Adam Drury of High Times Reports:
A new law set to take effect August 29 could expose the medical cannabis information of more that 170,000 patients to police.
When Oklahoma Senate Bill 1030 takes effect on August 29, it will introduce changes to the way the Oklahoma Medical Marijuana Authority(OMMA) shares information with law enforcement agencies. And those changes, argue the plaintiffs in an Oklahoma lawsuit, will put patient health data at risk. SB 1030 requires OMMA to provide law enforcement with all of the information displayed on medical marijuana licenses. That includes patient licenses, which contain sensitive medical information, as well as business licenses. Police and other agencies would then be able to look up the license information online.

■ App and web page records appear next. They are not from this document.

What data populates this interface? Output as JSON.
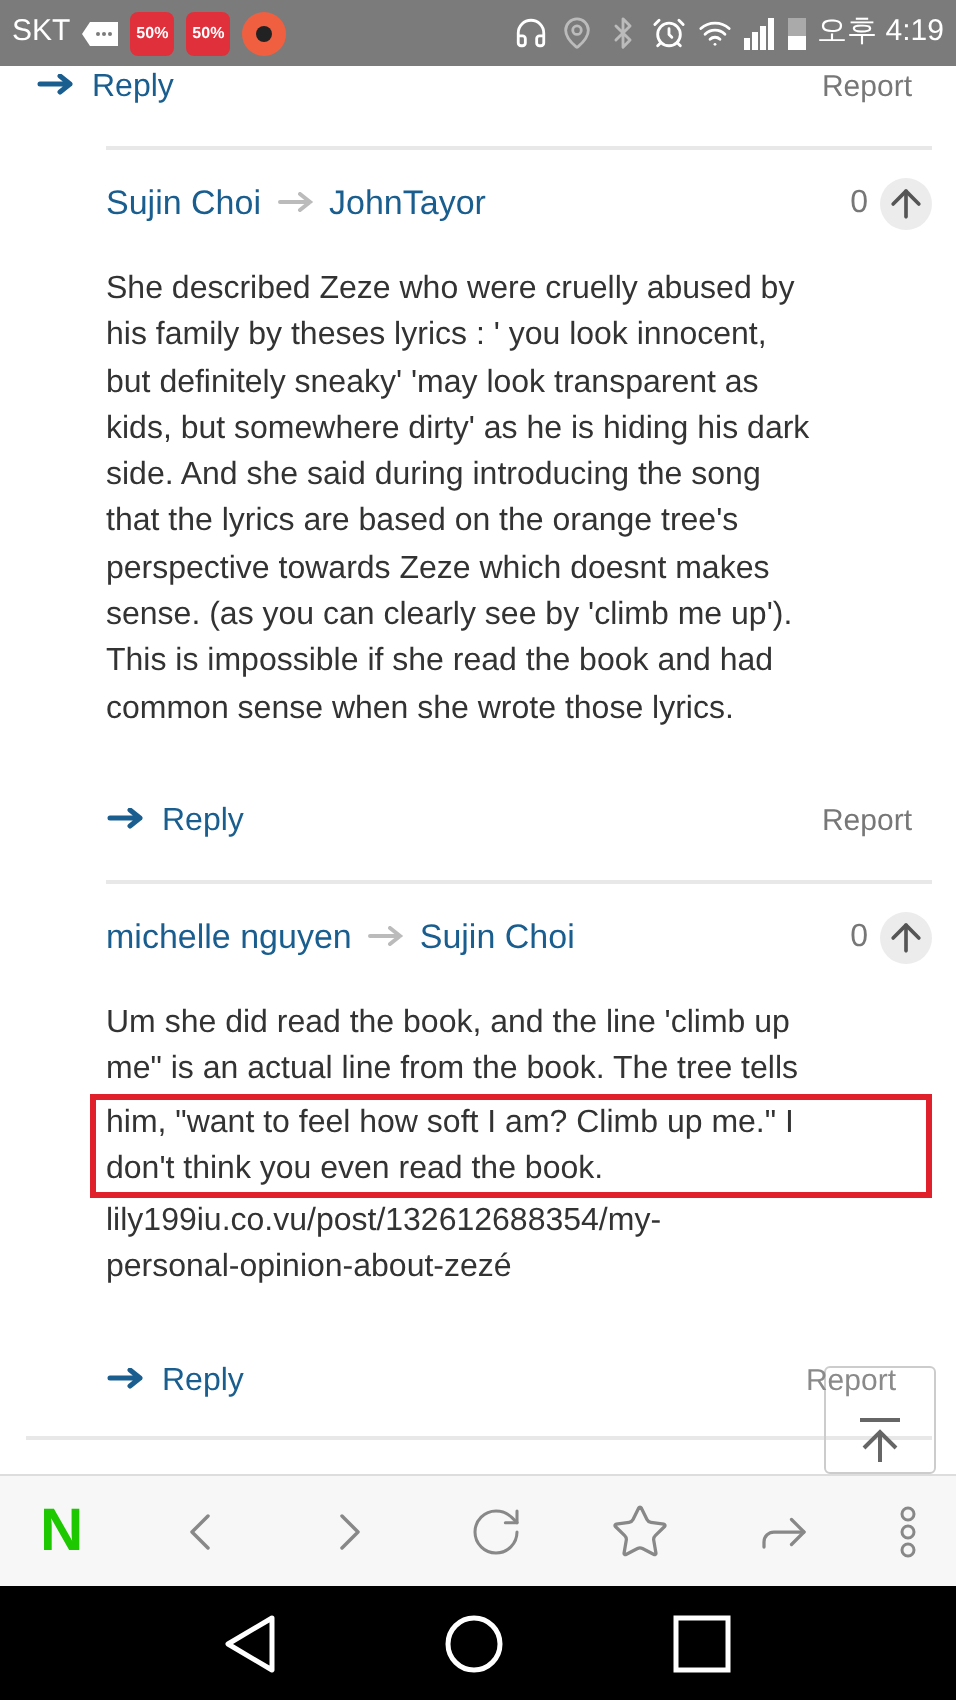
{
  "status_bar": {
    "carrier": "SKT",
    "badges": [
      "50%",
      "50%"
    ],
    "time": "오후 4:19"
  },
  "top_actions": {
    "reply": "Reply",
    "report": "Report"
  },
  "comments": [
    {
      "author": "Sujin Choi",
      "reply_to": "JohnTayor",
      "votes": "0",
      "lines": [
        {
          "text": "She described Zeze who were cruelly abused by",
          "highlighted": false
        },
        {
          "text": "his family by theses lyrics : ' you look innocent,",
          "highlighted": false
        },
        {
          "text": "but definitely sneaky' 'may look transparent as",
          "highlighted": false
        },
        {
          "text": "kids, but somewhere dirty' as he is hiding his dark",
          "highlighted": false
        },
        {
          "text": "side. And she said during introducing the song",
          "highlighted": false
        },
        {
          "text": "that the lyrics are based on the orange tree's",
          "highlighted": false
        },
        {
          "text": "perspective towards Zeze which doesnt makes",
          "highlighted": false
        },
        {
          "text": "sense. (as you can clearly see by 'climb me up').",
          "highlighted": false
        },
        {
          "text": "This is impossible if she read the book and had",
          "highlighted": false
        },
        {
          "text": "common sense when she wrote those lyrics.",
          "highlighted": false
        }
      ],
      "reply": "Reply",
      "report": "Report"
    },
    {
      "author": "michelle nguyen",
      "reply_to": "Sujin Choi",
      "votes": "0",
      "lines": [
        {
          "text": "Um she did read the book, and the line 'climb up",
          "highlighted": false
        },
        {
          "text": "me\" is an actual line from the book. The tree tells",
          "highlighted": false
        },
        {
          "text": "him, \"want to feel how soft I am? Climb up me.\" I",
          "highlighted": true
        },
        {
          "text": "don't think you even read the book.",
          "highlighted": true
        },
        {
          "text": "lily199iu.co.vu/post/132612688354/my-",
          "highlighted": false
        },
        {
          "text": "personal-opinion-about-zezé",
          "highlighted": false
        }
      ],
      "reply": "Reply",
      "report": "Report"
    }
  ],
  "browser_toolbar": {
    "logo": "N"
  }
}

Proponents of the changes say it will make things easier for police in the event they detect cannabis during a traffic stop. Critics say the information will single out medical marijuana license holders and change how law enforcement officers treat patients during traffic stops.
New Law Puts Oklahoma Medical Cannabis Information at Risk

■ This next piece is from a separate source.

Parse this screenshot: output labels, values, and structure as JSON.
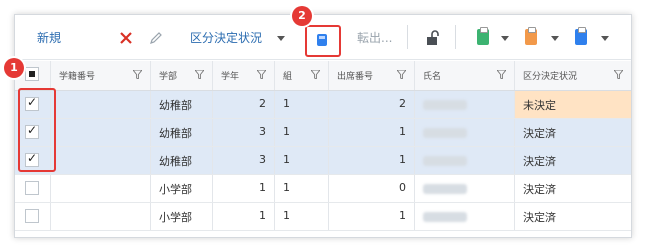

Senate Bill 1030 was passed back in May and is slated to take effect at the end of the month. Most of the bill concerns itself with zoning regulations, but there’s a provision regarding medical marijuana licenses.
A close look at the language of the bill reveals a problematic discrepancy. On the one hand, it sets up a “statutory obligation” for OMMA to share all medical marijuana licensing data with the Oklahoma Law Enforcement Telecommunications System. On the other, it appears to carve out an exception for license information concerning patients. The discrepancy caught the attention of Tulsa attorney Rob Durbin, prompting him to file a lawsuit on behalf of Tulsa Higher Care Clinic Inc. and 11 registered patients.

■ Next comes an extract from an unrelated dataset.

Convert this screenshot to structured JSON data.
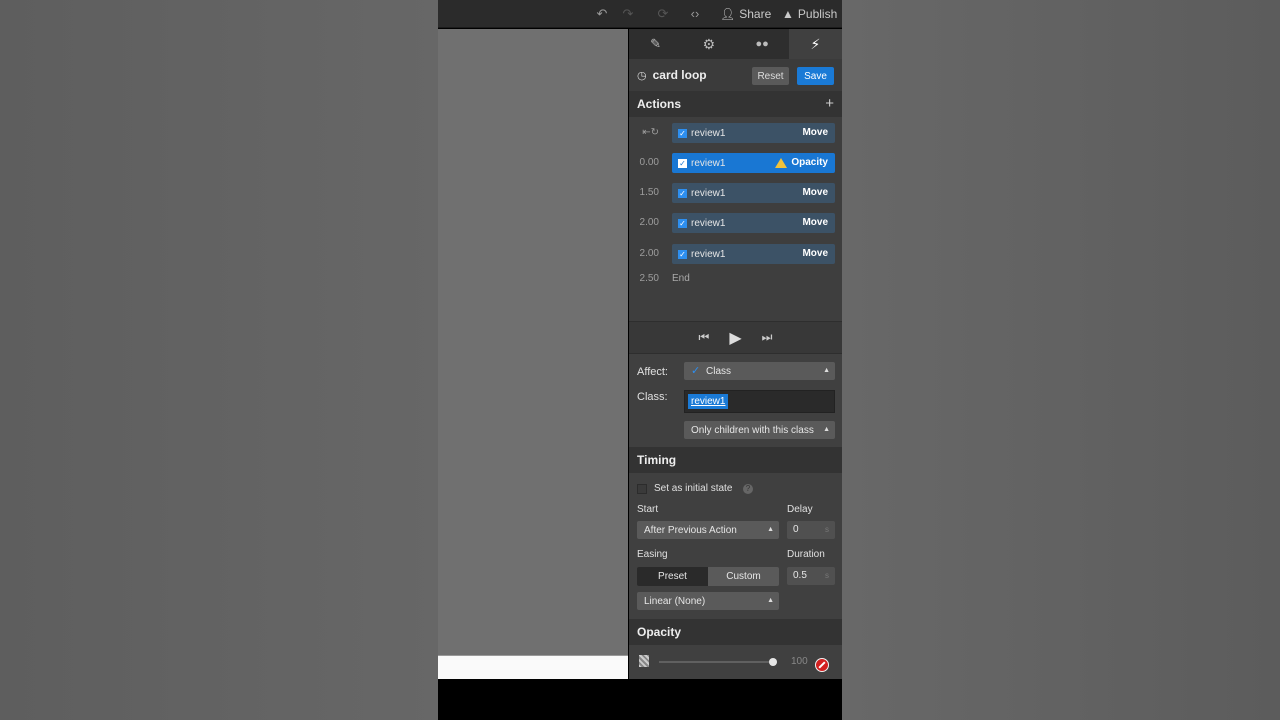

Durbin says patient information shouldn’t be part of the data package OMMA shares with law enforcement, only business license information. “What this bill does, by allowing patient information to be released, is it essentially brands every medical marijuana patient license holder with a scarlet letter in the state of Oklahoma,” said Durbin.
Oklahoma Medical Cannabis Patients are Very Concerned About Privacy
Since voters passed State Question 788 to legalize medical cannabis, Oklahoma has licensed more than 170,000 patients. Now, those patients’ personal and health data are at risk of being disclosed en masse to law enforcement and anyone else who is able to access to the database, including agencies outside of Oklahoma. It’s a prospect that’s raising serious privacy concerns not only for patients, but for caregivers and business operators, too.
“I’m asking that when I get pulled over, the police don’t already know that I’m a medical marijuana patient,” said Whitney Wehmeyer, a plaintiff in the lawsuit and co-owner of the Tulsa Higher Care Clinic. Wehmeyer said she’s concerned about police treating patients differently due to the stigmas still surrounding cannabis use in Oklahoma.
The law does seem to treat medical cannabis patient information differently. Patient information regarding any other prescription medications isn’t shared with police. And no other state requires health agencies to share medical cannabis patient data with law enforcement.
Durbin’s lawsuit seeks to compel the Health Department and OMMA to clarify the language in the bill to protect patient license data. Last Friday, OMMA released a statement that it was working with the Department of Public Safety to address the looming patient privacy concerns.